══ Exercise materials

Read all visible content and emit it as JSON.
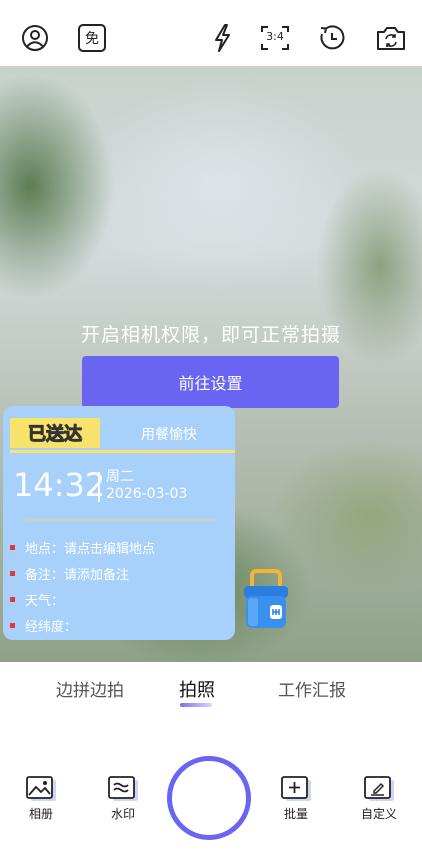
{
  "topbar": {
    "icons": [
      "user-icon",
      "free-badge-icon",
      "flash-icon",
      "aspect-ratio-icon",
      "timer-icon",
      "switch-camera-icon"
    ],
    "free_badge": "免",
    "aspect_ratio": "3:4"
  },
  "preview": {
    "permission_message": "开启相机权限，即可正常拍摄",
    "permission_button": "前往设置"
  },
  "watermark": {
    "tag": "已送达",
    "subtitle": "用餐愉快",
    "time": "14:32",
    "weekday": "周二",
    "date": "2026-03-03",
    "lines": [
      "地点：请点击编辑地点",
      "备注：请添加备注",
      "天气：",
      "经纬度："
    ],
    "colors": {
      "card": "#a7d1fb",
      "tag": "#f7e36a",
      "bullet": "#e5343a"
    }
  },
  "modes": {
    "items": [
      "边拼边拍",
      "拍照",
      "工作汇报"
    ],
    "active": "拍照"
  },
  "toolbar": {
    "album": "相册",
    "watermark": "水印",
    "batch": "批量",
    "custom": "自定义"
  },
  "accent_color": "#6a64f3"
}
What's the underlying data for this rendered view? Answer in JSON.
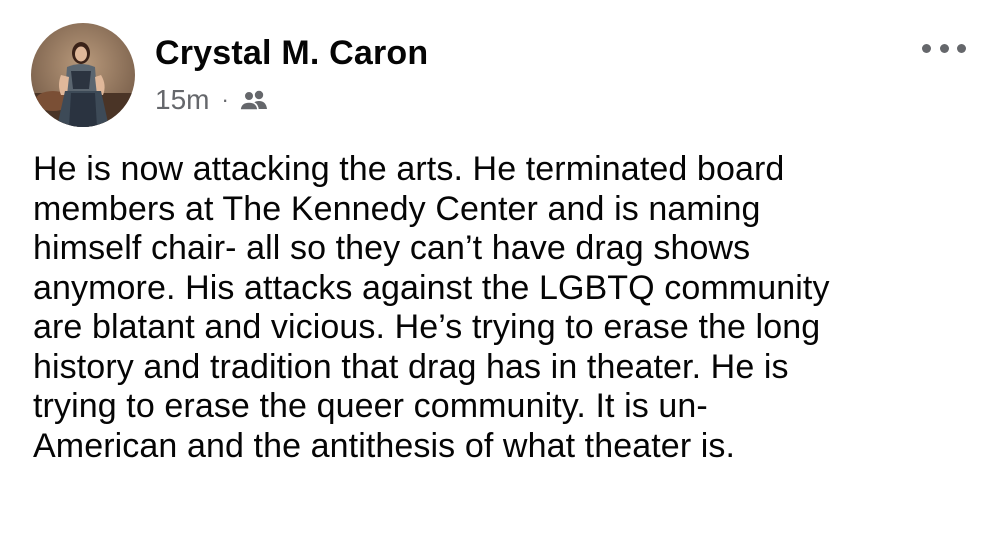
{
  "post": {
    "author_name": "Crystal M. Caron",
    "timestamp": "15m",
    "separator": "·",
    "audience_icon": "friends-icon",
    "more_icon": "more-options-icon",
    "body_lines": [
      "He is now attacking the arts. He terminated board",
      "members at The Kennedy Center and is naming",
      "himself chair- all so they can’t have drag shows",
      "anymore. His attacks against the LGBTQ community",
      "are blatant and vicious. He’s trying to erase the long",
      "history and tradition that drag has in theater. He is",
      "trying to erase the queer community. It is un-",
      "American and the antithesis of what theater is."
    ]
  },
  "colors": {
    "text": "#050505",
    "secondary": "#65676b",
    "background": "#ffffff"
  }
}
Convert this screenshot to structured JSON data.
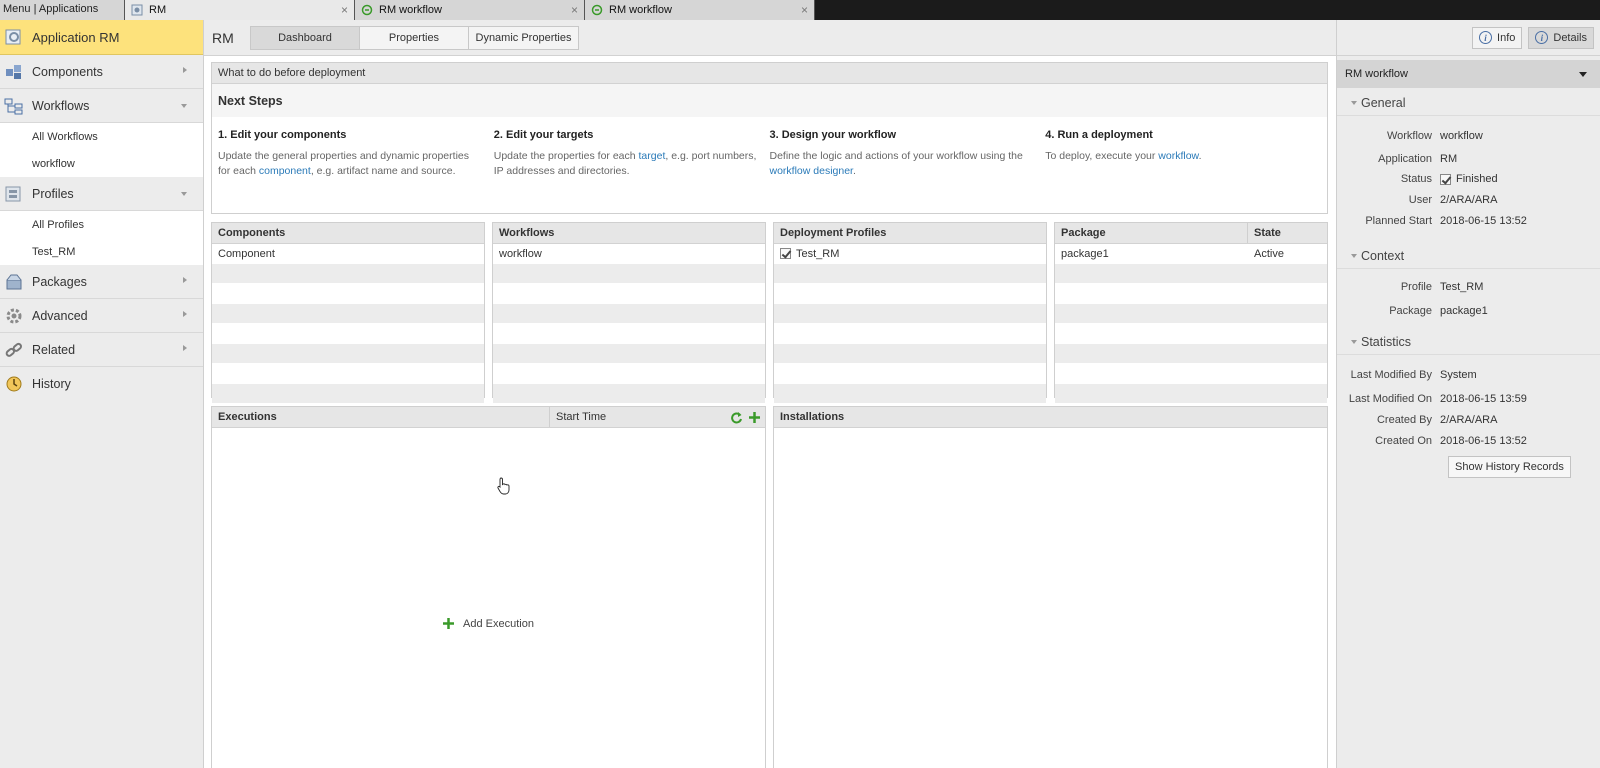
{
  "topbar": {
    "menu_label": "Menu | Applications",
    "tabs": [
      {
        "label": "RM",
        "close": "×"
      },
      {
        "label": "RM workflow",
        "close": "×"
      },
      {
        "label": "RM workflow",
        "close": "×"
      }
    ]
  },
  "sidebar": {
    "header": "Application RM",
    "items": [
      {
        "label": "Components"
      },
      {
        "label": "Workflows",
        "children": [
          "All Workflows",
          "workflow"
        ]
      },
      {
        "label": "Profiles",
        "children": [
          "All Profiles",
          "Test_RM"
        ]
      },
      {
        "label": "Packages"
      },
      {
        "label": "Advanced"
      },
      {
        "label": "Related"
      },
      {
        "label": "History"
      }
    ]
  },
  "main": {
    "title": "RM",
    "tabs": [
      "Dashboard",
      "Properties",
      "Dynamic Properties"
    ],
    "active_tab": "Dashboard",
    "before_deployment": {
      "header": "What to do before deployment",
      "title": "Next Steps",
      "steps": [
        {
          "title": "1. Edit your components",
          "pre": "Update the general properties and dynamic properties for each ",
          "link": "component",
          "post": ", e.g. artifact name and source.",
          "link2": "",
          "post2": ""
        },
        {
          "title": "2. Edit your targets",
          "pre": "Update the properties for each ",
          "link": "target",
          "post": ", e.g. port numbers, IP addresses and directories.",
          "link2": "",
          "post2": ""
        },
        {
          "title": "3. Design your workflow",
          "pre": "Define the logic and actions of your workflow using the ",
          "link": "workflow designer",
          "post": ".",
          "link2": "",
          "post2": ""
        },
        {
          "title": "4. Run a deployment",
          "pre": "To deploy, execute your ",
          "link": "workflow",
          "post": ".",
          "link2": "",
          "post2": ""
        }
      ]
    },
    "components": {
      "header": "Components",
      "rows": [
        "Component"
      ]
    },
    "workflows": {
      "header": "Workflows",
      "rows": [
        "workflow"
      ]
    },
    "deployment_profiles": {
      "header": "Deployment Profiles",
      "rows": [
        "Test_RM"
      ]
    },
    "packages": {
      "headers": [
        "Package",
        "State"
      ],
      "rows": [
        [
          "package1",
          "Active"
        ]
      ]
    },
    "executions": {
      "header": "Executions",
      "col2": "Start Time",
      "add_label": "Add Execution"
    },
    "installations": {
      "header": "Installations"
    }
  },
  "rightpanel": {
    "info_label": "Info",
    "details_label": "Details",
    "title": "RM workflow",
    "general": {
      "header": "General",
      "workflow_k": "Workflow",
      "workflow_v": "workflow",
      "application_k": "Application",
      "application_v": "RM",
      "status_k": "Status",
      "status_v": "Finished",
      "user_k": "User",
      "user_v": "2/ARA/ARA",
      "planned_k": "Planned Start",
      "planned_v": "2018-06-15 13:52"
    },
    "context": {
      "header": "Context",
      "profile_k": "Profile",
      "profile_v": "Test_RM",
      "package_k": "Package",
      "package_v": "package1"
    },
    "statistics": {
      "header": "Statistics",
      "lmb_k": "Last Modified By",
      "lmb_v": "System",
      "lmo_k": "Last Modified On",
      "lmo_v": "2018-06-15 13:59",
      "cb_k": "Created By",
      "cb_v": "2/ARA/ARA",
      "co_k": "Created On",
      "co_v": "2018-06-15 13:52",
      "history_button": "Show History Records"
    }
  },
  "colors": {
    "accent": "#fde27c",
    "link": "#2a7ab8",
    "add_green": "#3a9a2a"
  }
}
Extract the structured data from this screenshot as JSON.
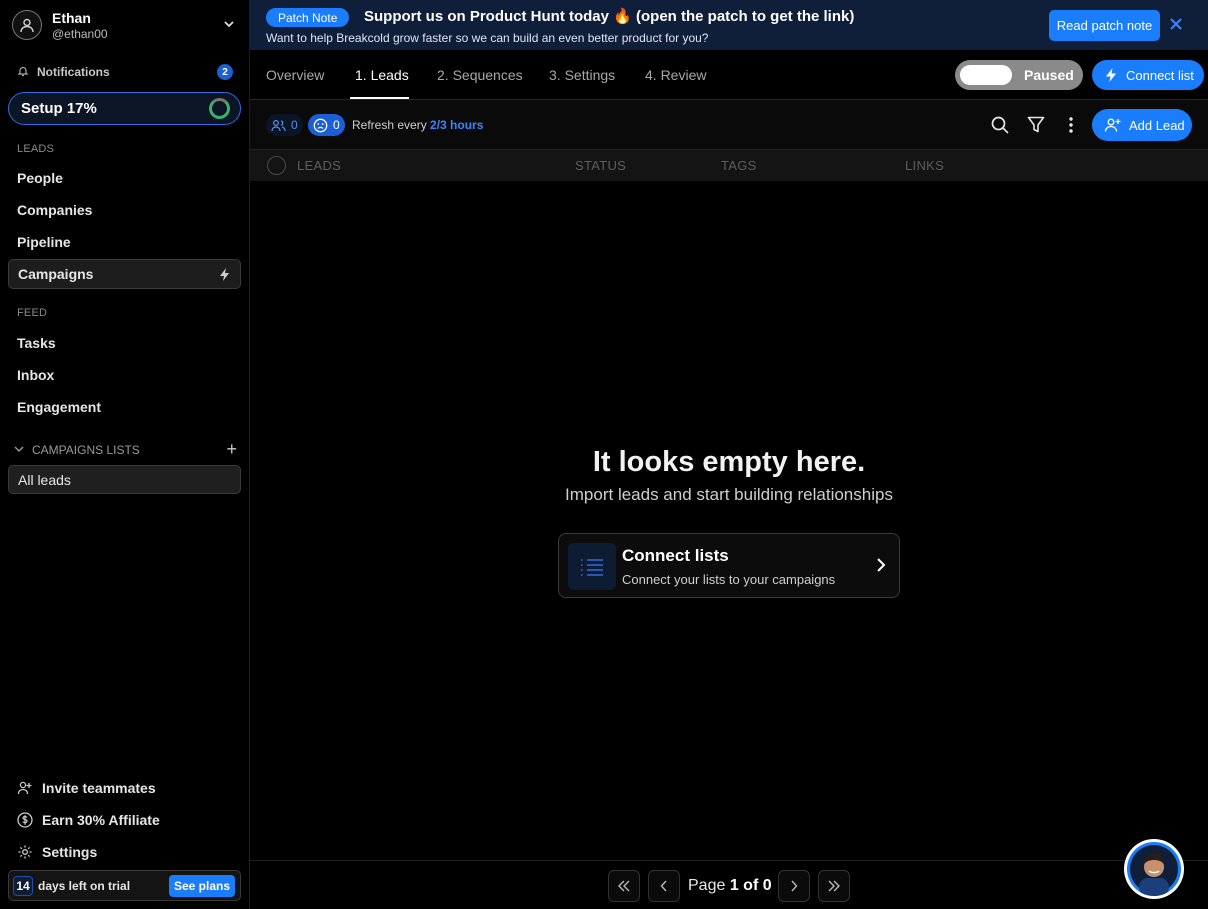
{
  "user": {
    "name": "Ethan",
    "handle": "@ethan00"
  },
  "sidebar": {
    "notifications_label": "Notifications",
    "notifications_count": "2",
    "setup_label": "Setup 17%",
    "setup_progress": 0.17,
    "section_leads": "LEADS",
    "leads_items": [
      {
        "label": "People"
      },
      {
        "label": "Companies"
      },
      {
        "label": "Pipeline"
      },
      {
        "label": "Campaigns"
      }
    ],
    "section_feed": "FEED",
    "feed_items": [
      {
        "label": "Tasks"
      },
      {
        "label": "Inbox"
      },
      {
        "label": "Engagement"
      }
    ],
    "campaign_lists_label": "CAMPAIGNS LISTS",
    "all_leads_label": "All leads",
    "bottom_items": [
      {
        "label": "Invite teammates"
      },
      {
        "label": "Earn 30% Affiliate"
      },
      {
        "label": "Settings"
      }
    ],
    "trial_days": "14",
    "trial_text": "days left on trial",
    "see_plans_label": "See plans"
  },
  "banner": {
    "pill": "Patch Note",
    "title": "Support us on Product Hunt today 🔥 (open the patch to get the link)",
    "subtitle": "Want to help Breakcold grow faster so we can build an even better product for you?",
    "read_button": "Read patch note"
  },
  "tabs": [
    {
      "label": "Overview"
    },
    {
      "label": "1. Leads"
    },
    {
      "label": "2. Sequences"
    },
    {
      "label": "3. Settings"
    },
    {
      "label": "4. Review"
    }
  ],
  "toggle_label": "Paused",
  "connect_list_label": "Connect list",
  "filterbar": {
    "people_count": "0",
    "active_count": "0",
    "refresh_prefix": "Refresh every ",
    "refresh_value": "2/3 hours",
    "add_lead_label": "Add Lead"
  },
  "table": {
    "columns": [
      "LEADS",
      "STATUS",
      "TAGS",
      "LINKS"
    ]
  },
  "empty": {
    "title": "It looks empty here.",
    "subtitle": "Import leads and start building relationships",
    "card_title": "Connect lists",
    "card_subtitle": "Connect your lists to your campaigns"
  },
  "pager": {
    "page_prefix": "Page ",
    "page_current": "1",
    "page_of": " of ",
    "page_total": "0"
  },
  "colors": {
    "accent": "#1a7dfb",
    "banner_bg": "#0f1f3a",
    "setup_ring": "#3ab36b"
  }
}
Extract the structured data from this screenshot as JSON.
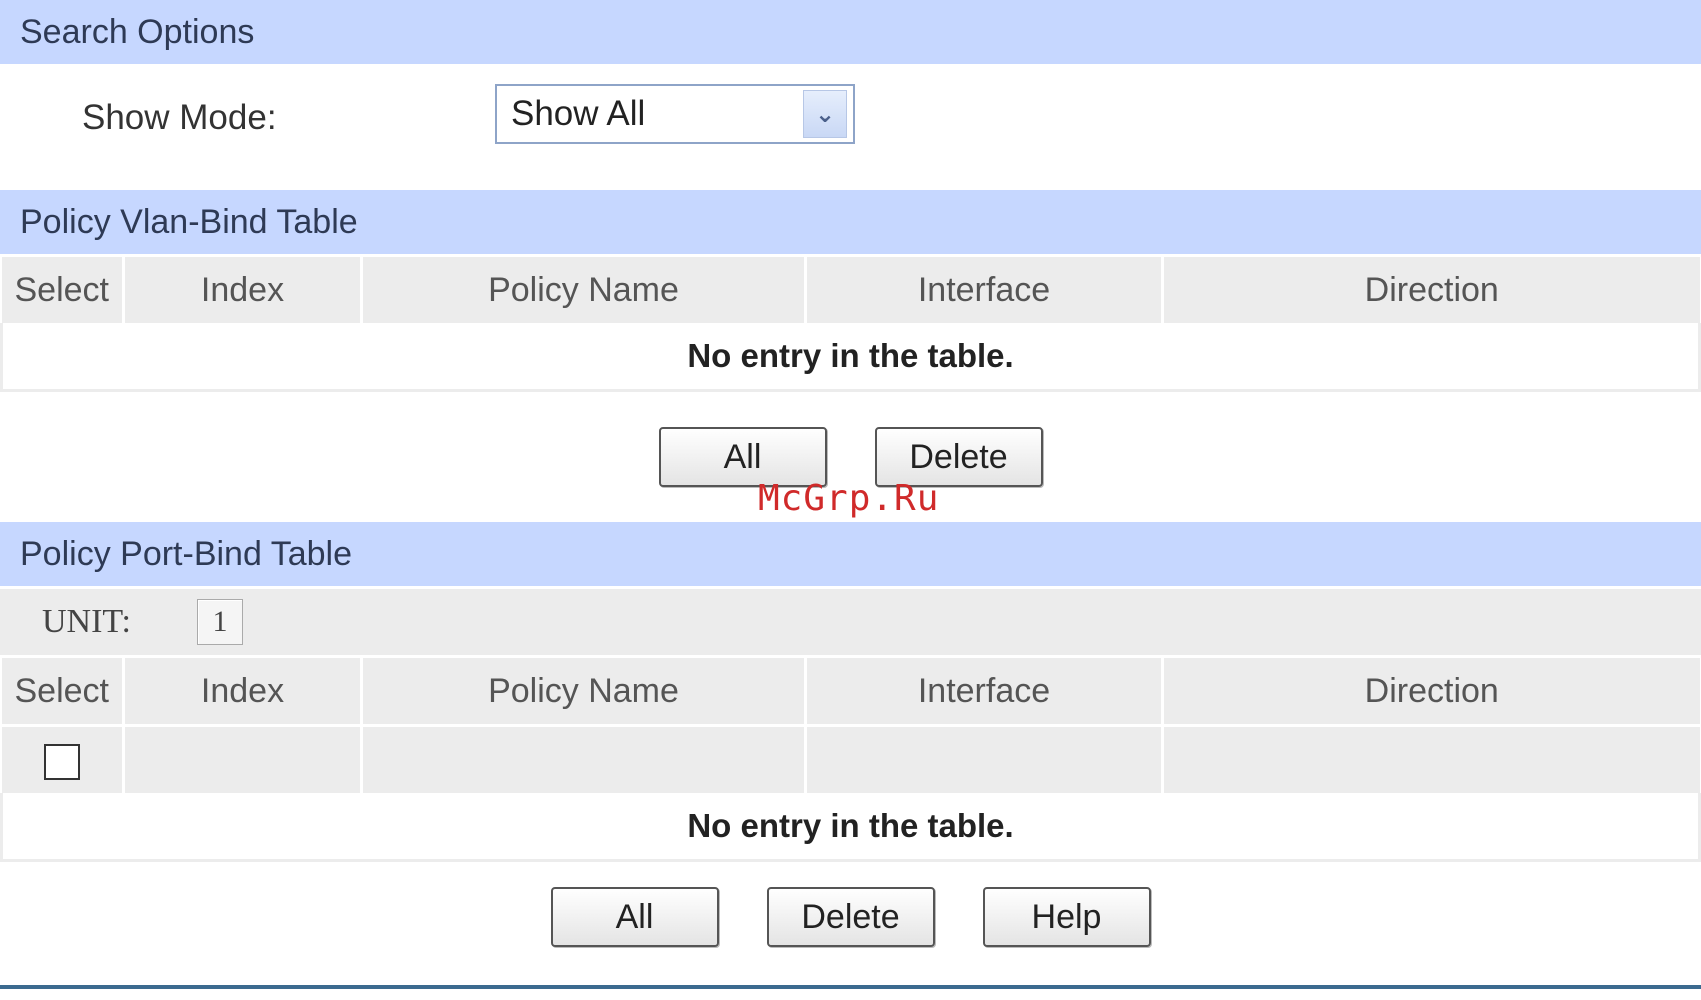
{
  "search_options": {
    "title": "Search Options",
    "show_mode_label": "Show Mode:",
    "show_mode_value": "Show All"
  },
  "vlan_table": {
    "title": "Policy Vlan-Bind Table",
    "columns": [
      "Select",
      "Index",
      "Policy Name",
      "Interface",
      "Direction"
    ],
    "empty_message": "No entry in the table.",
    "buttons": {
      "all": "All",
      "delete": "Delete"
    }
  },
  "watermark": "McGrp.Ru",
  "port_table": {
    "title": "Policy Port-Bind Table",
    "unit_label": "UNIT:",
    "unit_value": "1",
    "columns": [
      "Select",
      "Index",
      "Policy Name",
      "Interface",
      "Direction"
    ],
    "empty_message": "No entry in the table.",
    "buttons": {
      "all": "All",
      "delete": "Delete",
      "help": "Help"
    }
  },
  "colors": {
    "section_header": "#c6d7ff",
    "table_header": "#ececec",
    "watermark": "#d02a2a"
  }
}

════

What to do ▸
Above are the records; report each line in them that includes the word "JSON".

Solution ▸
Read all visible content and emit it as JSON.
What's the underlying data for this rendered view? Answer in JSON.
Convert this screenshot to structured JSON data.
Extract the structured data from this screenshot as JSON.
Extract the structured data from this screenshot as JSON.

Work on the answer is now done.